Yes, some illegal immigrants are bused from the border to various US cities, being released in the US on their own recognizance.
The Houston Chronicle reports (in a subscribers-only article):
A little before noon on Friday, a white Homeland Security bus stopped outside a public bus terminal in downtown McAllen, its doors opening to disgorge a group of about 20 immigrants from Central and South America.
Similarly the San Antonio Express-News reports much the same thing (again, subscribers only):
For weeks now, the Border Patrol has been dropping off hundreds of Central Americans at bus stations in the Rio Grande Valley as an unprecedented wave of immigrants pours across the southern tip of Texas.
The caption to a photograph on that article states that the reason for these immigrants being released is that:
A wave of Central American adults with children and unaccompanied minors has overwhelmed U.S. Immigration and Customs detention centers. Immigration officials release some of them on their own recognizance after undergoing processing.
Some were transported at least as far as California. XETV-TDT reports:
The dropping off of undocumented immigrants from Texas began about eight months ago. At that point, the Border Patrol was either flying them or bussing them to Greyhound stations in Tucson and Phoenix. Even though they're both sizable cities, employees at the bus stations said they were being overwhelmed. Then, for reasons that aren't yet clear, the Border Patrol decided to start taking the immigrants to the Border Patrol station in Murrieta for processing.
"It's called catch and release. We are out there catching people... they are arrested, sorry they are surrendering to agents in the Rio Grande Valley (in Texas) because they know they will be detained for maybe a few days, a few weeks at most and then they will be released," said Agent Shawn Moran, who is with the National Border Patrol Council, the union for Border Patrol agents.
The immigrants are released and then given a date to show up in court. Agent Moran said that rarely happens. And he told San Diego 6 that Border Patrol stations in Murrieta and across the southwest are being overwhelmed. "Many of these stations have ground to a halt in terms of operations because they are doing nothing but processing," said Moran.
The Fox News article you provided claims that "other than Mexicans" are being treated in this manner, which appears to be true. Illegal Mexicans can be and are simply and easily passed back over the border, as the VICE article you provided claims. On the other hand, illegal immigrants from other countries are not so easy to deal with. As the Washington Post reports:
Unlike illegal migrants from Mexico, who can be quickly processed and returned by bus to Mexican border cities, Central Americans cannot be easily shipped home. Airplanes must be chartered. Consular arrangements must be made. And if migrants request asylum in the United States, the U.S. government has the additional responsibility to determine whether their appeal is based on a legitimate need for protection and a “credible fear” of persecution in their home countries.

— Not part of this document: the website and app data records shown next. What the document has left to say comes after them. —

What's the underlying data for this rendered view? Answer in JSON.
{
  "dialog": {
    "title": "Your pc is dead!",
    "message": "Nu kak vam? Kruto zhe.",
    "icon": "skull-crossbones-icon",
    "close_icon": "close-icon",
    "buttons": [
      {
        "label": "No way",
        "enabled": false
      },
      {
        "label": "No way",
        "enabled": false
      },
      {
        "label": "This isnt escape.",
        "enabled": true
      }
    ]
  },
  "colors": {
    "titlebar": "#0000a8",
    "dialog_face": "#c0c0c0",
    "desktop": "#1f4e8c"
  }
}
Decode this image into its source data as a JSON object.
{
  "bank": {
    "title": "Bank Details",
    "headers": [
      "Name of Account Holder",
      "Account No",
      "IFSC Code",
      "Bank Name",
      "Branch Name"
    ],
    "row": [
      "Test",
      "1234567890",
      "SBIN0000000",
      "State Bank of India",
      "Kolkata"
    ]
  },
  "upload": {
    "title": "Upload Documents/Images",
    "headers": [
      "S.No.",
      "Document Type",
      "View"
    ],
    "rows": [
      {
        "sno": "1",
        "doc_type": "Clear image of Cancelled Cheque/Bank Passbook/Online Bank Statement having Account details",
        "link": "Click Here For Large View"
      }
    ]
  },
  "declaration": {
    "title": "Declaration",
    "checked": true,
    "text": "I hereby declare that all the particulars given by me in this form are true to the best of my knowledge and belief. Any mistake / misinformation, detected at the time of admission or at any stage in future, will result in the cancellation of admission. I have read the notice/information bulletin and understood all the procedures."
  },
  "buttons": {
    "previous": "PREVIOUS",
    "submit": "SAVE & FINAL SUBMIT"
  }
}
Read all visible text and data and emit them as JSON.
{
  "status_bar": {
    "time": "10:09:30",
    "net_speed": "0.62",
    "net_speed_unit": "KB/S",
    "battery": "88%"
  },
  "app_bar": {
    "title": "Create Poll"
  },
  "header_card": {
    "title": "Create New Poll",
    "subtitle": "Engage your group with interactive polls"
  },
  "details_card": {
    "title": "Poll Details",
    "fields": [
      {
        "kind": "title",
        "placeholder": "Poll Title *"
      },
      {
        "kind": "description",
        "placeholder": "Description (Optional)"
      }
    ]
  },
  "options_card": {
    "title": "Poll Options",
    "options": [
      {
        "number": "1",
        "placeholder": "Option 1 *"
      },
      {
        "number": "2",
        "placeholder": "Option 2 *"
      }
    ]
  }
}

More than 36,000 migrants, the majority from Guatemala, El Salvador and Honduras, requested asylum along the southwestern border during the government’s 2013 fiscal year, nearly triple the 2012 number. Ultimately, most of the applications were denied, but critics of the process say migrants are gaming the system to extend their stays in the United States. Others may simply go underground and ignore deportation orders if their petitions are rejected.